▶ [Work order] Filter the entries below down to the lines that hold "title".

(Data section)

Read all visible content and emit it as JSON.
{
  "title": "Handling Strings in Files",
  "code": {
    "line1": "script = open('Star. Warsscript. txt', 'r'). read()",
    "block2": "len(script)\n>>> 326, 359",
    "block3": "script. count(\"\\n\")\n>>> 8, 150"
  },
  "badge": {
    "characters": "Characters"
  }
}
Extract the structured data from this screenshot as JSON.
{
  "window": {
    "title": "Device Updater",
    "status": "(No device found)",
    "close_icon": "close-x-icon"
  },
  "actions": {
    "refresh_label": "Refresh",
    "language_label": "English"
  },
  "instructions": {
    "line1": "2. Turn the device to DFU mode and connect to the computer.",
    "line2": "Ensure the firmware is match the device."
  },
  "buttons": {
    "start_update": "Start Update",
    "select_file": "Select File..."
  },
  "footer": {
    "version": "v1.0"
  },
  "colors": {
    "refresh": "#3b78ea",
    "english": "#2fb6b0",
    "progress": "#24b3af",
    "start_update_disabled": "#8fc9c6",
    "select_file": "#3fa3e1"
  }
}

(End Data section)
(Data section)

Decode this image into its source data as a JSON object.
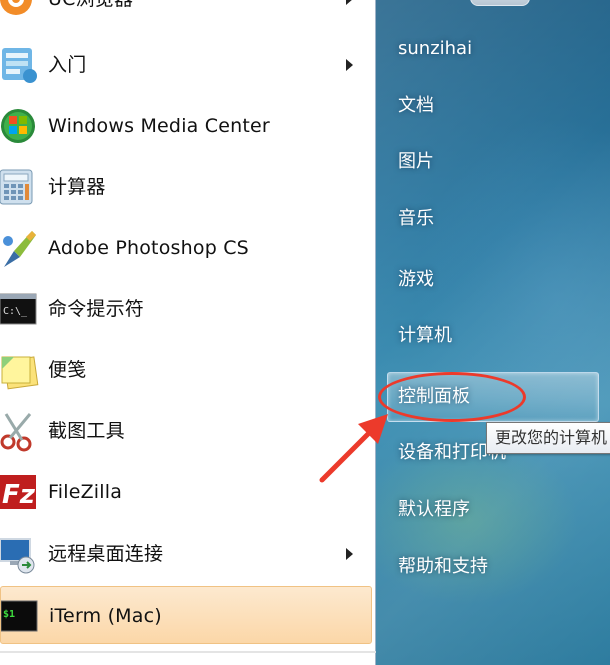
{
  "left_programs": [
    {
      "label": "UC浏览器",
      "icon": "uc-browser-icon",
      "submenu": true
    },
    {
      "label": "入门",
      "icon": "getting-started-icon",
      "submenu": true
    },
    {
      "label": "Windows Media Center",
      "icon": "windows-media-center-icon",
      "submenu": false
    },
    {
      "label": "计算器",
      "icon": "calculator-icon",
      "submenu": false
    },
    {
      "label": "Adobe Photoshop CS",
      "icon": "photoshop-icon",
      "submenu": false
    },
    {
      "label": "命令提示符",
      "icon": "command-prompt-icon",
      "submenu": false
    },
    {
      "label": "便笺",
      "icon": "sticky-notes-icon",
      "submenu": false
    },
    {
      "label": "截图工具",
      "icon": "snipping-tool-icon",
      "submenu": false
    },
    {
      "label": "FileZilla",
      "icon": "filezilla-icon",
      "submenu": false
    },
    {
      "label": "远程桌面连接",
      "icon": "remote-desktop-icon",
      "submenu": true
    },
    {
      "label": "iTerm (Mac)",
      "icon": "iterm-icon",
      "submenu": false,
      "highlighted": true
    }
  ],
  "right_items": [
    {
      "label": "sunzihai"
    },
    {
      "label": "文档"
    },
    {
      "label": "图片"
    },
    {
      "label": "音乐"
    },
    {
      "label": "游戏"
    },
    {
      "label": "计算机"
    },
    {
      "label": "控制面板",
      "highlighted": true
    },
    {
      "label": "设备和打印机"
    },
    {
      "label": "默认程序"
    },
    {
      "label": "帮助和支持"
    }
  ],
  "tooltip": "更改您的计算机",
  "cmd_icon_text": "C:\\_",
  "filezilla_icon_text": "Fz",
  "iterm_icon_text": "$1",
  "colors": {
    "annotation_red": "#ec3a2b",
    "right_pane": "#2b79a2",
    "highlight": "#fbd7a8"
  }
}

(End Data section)

▶ [Written solution]
  "title": "Handling Strings in Files",
    "title": "Device Updater",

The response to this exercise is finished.